12. Charitable Lead Trust: A Private Letter Ruling on charitable lead annuity trusts provided that a trust instrument cannot alter the source ordering rules with regard to annuity payments.[11] In other words, income will always come out worst character first.

13. Built-In Gain Effect on Valuation: The 11th Circuit reversed a Tax Court case in regard to the methodology used to reduce the estate tax value of a closely-held C corporation with built-in gain.[12] The Tax Court had attempted to project a future sale date and discount the built-in gain liability. The 11th Circuit held the sale should be taken into account as if it occurred at the time of death, resulting in no discounting of the reduction. In a partnership situation using this logic, one would have to weigh the value of an IRC §754 election step-up on inside basis (which would eliminate the impact) versus taking an immediate estate tax reduction. [See also: PA EE&F Law Blog posting "Jelke Ruling re Company's Value for FET" (12/06/07.]

14. Form 706 Line for Disclosing Discount: Form 706 now asks on line 10a if the decedent owned any interest in a partnership, an unincorporated association, or limited liability company, or owned a fractional interest in real estate. Line 10b follows up by asking if the value of any interest owned under line 10a was discounted. This could be viewed as the IRS recognizing the existence of fractional interest discounts. Although this should produce additional caution regarding discounts generally, it could also inadvertently sanction the ability to take fractional interest discounts.

15. GRAT Inclusion: Proposed Regulations were released that provide the included estate tax value of an annuity, unitrust, or other payment retained by a grantor in a CRT or GRT is governed by IRC §2036 only and not IRC §2039. Instead of the entire value of the trust being included in the grantor’s estate, therefore, only the calculated amount needed to satisfy the remaining retained payments is included.[13] Drafters should address the resulting IRC § 2207B right of reimbursement from the GRAT for estate taxes under the grantor’s will, and specifically waive it if desired.

[1] Dickman v. Comm., 465 U.S. 330 (1984).

[2] Treas. Reg § 301.6501(c)-1(f).

[3] Treas. Reg §301.6501(c)-1(f)(4).

[4] Treas. Reg §301.6501(c)-1(f)(5).

[5] Simpson v. U.S., 183 F.3d 812 (8th Cir. 1999); Bachler v. U.S., 281 F.3d 1078 (9th Cir. 2002).
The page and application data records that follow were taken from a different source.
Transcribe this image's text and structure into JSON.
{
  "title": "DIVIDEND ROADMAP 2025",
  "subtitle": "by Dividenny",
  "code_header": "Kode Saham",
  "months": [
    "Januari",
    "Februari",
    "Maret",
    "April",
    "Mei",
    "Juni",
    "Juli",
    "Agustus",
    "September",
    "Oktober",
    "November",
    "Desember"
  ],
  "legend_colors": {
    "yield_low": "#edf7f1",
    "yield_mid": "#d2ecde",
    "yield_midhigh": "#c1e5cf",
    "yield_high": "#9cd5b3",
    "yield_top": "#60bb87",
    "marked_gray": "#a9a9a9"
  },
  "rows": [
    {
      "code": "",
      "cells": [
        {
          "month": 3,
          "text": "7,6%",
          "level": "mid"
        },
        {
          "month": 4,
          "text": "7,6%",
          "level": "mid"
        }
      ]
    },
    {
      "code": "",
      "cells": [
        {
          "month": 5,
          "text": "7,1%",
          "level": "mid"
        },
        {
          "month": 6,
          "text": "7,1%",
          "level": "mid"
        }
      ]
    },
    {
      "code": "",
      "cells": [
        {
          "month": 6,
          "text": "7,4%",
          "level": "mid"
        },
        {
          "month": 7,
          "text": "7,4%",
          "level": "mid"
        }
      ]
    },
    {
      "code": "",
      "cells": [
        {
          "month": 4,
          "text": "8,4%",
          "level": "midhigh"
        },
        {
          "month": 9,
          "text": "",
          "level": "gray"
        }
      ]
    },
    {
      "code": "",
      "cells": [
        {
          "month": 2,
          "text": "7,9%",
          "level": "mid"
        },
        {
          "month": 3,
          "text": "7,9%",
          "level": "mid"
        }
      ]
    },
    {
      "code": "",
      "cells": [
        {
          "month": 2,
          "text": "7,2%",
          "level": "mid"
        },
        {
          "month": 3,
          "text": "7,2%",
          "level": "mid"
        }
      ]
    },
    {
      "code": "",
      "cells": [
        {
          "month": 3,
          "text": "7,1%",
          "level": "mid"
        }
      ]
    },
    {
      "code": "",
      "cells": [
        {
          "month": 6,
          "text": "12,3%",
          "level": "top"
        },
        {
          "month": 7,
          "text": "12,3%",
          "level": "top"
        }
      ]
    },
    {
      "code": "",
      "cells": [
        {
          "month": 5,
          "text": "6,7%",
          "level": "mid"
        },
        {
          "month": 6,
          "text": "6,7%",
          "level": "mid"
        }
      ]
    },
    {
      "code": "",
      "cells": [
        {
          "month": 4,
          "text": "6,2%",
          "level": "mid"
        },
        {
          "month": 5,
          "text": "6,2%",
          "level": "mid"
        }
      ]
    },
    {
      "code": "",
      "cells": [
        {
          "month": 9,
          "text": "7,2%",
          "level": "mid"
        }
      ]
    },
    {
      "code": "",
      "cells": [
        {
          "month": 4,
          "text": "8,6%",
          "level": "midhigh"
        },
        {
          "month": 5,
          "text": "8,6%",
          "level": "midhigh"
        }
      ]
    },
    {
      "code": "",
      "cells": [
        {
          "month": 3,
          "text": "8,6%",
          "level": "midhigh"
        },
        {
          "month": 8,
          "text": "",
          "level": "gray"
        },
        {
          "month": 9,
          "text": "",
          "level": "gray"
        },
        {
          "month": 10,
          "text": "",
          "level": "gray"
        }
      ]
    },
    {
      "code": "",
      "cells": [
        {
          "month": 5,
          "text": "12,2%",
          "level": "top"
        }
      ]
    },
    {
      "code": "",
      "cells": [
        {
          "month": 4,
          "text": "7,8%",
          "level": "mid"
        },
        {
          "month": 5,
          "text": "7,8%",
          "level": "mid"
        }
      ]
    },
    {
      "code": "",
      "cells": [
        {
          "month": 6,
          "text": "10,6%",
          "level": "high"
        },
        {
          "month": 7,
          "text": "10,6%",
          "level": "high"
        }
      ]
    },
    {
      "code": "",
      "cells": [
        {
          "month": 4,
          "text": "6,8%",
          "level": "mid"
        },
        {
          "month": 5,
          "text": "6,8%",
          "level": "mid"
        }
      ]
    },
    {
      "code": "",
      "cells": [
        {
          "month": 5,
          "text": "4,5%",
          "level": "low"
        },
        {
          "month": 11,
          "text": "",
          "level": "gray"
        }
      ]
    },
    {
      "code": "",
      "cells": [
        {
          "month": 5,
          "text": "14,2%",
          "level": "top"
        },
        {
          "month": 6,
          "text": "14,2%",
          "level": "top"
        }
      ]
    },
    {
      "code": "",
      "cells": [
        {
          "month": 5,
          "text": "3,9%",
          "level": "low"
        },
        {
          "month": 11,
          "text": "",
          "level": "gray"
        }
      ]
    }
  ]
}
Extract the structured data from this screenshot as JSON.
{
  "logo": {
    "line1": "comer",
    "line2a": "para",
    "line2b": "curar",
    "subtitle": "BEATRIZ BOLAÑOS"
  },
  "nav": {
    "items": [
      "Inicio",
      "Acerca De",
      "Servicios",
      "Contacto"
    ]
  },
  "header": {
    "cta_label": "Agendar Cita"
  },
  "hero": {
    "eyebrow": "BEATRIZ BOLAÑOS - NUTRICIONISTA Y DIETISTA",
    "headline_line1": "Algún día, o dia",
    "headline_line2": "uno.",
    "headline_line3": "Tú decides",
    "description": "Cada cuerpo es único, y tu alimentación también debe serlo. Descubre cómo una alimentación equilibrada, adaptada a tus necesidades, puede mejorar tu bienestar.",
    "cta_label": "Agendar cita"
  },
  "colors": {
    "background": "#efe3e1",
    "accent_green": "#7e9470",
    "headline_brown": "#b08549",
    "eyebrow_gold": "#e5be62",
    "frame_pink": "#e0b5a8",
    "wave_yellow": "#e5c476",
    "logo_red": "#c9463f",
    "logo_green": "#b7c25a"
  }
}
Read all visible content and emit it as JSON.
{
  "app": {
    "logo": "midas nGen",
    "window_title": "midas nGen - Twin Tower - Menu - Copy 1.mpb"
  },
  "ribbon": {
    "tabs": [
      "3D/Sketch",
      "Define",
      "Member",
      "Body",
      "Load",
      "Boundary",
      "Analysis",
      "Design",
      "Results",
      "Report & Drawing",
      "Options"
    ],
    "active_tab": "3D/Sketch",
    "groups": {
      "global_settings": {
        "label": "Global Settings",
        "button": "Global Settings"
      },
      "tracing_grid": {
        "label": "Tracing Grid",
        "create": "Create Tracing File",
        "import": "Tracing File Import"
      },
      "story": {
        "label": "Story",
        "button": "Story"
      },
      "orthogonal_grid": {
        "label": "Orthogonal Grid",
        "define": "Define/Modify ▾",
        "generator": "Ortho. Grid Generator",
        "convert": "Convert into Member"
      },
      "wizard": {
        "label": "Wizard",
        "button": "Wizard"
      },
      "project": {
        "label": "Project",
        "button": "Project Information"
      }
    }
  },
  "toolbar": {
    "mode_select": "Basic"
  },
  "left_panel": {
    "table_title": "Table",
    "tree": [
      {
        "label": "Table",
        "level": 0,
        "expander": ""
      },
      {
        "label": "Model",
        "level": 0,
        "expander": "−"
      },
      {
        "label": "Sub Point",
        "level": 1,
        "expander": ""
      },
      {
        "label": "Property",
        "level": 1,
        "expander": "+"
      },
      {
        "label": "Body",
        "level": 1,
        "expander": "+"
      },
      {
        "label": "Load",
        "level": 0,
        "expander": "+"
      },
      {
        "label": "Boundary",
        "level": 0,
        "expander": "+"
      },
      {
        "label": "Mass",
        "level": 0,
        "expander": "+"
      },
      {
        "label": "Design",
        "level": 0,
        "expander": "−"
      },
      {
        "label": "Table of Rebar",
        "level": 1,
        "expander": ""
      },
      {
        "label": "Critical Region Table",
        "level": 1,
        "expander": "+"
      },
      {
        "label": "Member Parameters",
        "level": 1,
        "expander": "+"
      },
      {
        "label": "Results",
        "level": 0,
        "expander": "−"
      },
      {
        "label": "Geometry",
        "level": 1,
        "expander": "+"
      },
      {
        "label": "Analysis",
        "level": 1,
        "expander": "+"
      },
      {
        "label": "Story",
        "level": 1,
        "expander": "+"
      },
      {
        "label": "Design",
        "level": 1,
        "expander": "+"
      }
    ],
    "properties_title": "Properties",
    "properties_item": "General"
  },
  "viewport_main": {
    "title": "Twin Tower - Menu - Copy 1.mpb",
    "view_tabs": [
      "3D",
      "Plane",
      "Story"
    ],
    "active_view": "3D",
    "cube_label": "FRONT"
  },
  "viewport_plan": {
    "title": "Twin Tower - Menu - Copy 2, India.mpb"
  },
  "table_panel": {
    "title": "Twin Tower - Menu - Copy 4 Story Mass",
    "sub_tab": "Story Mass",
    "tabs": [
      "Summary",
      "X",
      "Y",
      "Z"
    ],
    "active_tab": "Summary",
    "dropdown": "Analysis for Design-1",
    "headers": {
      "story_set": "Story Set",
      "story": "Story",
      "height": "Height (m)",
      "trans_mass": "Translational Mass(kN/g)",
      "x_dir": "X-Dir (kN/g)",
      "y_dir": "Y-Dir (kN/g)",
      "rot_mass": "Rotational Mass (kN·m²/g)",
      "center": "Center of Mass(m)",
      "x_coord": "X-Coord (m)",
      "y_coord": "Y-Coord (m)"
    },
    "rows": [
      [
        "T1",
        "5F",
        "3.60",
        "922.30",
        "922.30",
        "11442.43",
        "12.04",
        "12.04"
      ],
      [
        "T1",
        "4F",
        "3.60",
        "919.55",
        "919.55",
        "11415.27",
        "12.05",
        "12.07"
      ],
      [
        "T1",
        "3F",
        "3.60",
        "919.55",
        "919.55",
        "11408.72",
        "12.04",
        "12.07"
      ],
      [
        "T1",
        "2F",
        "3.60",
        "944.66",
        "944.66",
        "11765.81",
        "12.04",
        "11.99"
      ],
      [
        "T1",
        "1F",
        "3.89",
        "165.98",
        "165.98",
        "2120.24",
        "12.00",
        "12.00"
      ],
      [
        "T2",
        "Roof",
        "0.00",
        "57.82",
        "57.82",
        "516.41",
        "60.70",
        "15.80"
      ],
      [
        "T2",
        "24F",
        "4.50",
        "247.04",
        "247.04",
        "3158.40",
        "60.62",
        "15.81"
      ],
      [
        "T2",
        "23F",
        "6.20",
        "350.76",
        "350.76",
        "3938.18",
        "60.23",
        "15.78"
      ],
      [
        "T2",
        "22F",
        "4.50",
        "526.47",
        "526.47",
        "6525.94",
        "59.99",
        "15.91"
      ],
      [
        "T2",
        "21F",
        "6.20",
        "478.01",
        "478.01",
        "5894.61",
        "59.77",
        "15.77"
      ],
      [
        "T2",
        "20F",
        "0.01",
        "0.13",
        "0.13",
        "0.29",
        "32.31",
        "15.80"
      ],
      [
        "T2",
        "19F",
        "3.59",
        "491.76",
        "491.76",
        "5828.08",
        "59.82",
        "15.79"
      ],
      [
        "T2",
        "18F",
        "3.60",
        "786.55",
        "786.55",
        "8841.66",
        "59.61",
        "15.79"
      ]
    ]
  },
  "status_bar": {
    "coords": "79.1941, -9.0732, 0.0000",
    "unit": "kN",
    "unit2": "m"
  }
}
[6] Treas. Reg. §26.2601-1(b)(1)(i). Estate of Eleanor R. Gerson v. Comm., 127 T.C. 139 (2006).

[7] 389 N.J. Super. 22, 910 A.2d 634 (App. Div.).

[8] Treas. Reg. §20.2051-1.

[9] Michael J. Knight, Trustee v. Commissioner, 552 U.S. ___ (No. 06-1286, Jan. 16, 2008).

[10] PLRs 200731019, 200715005, 200647001, 200647001, 200637025, 200612002 and 200502014.

[11] PLR 200648025.

[12] Estate of Frazier Jelke, III, 2007 U.S. App. Lexis 26477.

[13] REG-119097-05, IRB 2007-28.

You may contact Paul at Cornerstone Advisors, 1802 Hamilton Street, Allentown, PA 18104 (Ofc: 610-437-1375; Fax: 610-437-4575; Email:

Update: 02/18/08:

For Part II of Paul's observations from the Heckerling Institute, see:
PA EE&F Law Blog posting "Developments from Heckerling Institute, Pt. II" (02/18/08).

Update: 02/25/08:

For Part III of Paul's observations from the Heckerling Institute, see:
PA EE&F Law Blog posting "Developments from Heckerling Institute, Pt. III" (02/25/08).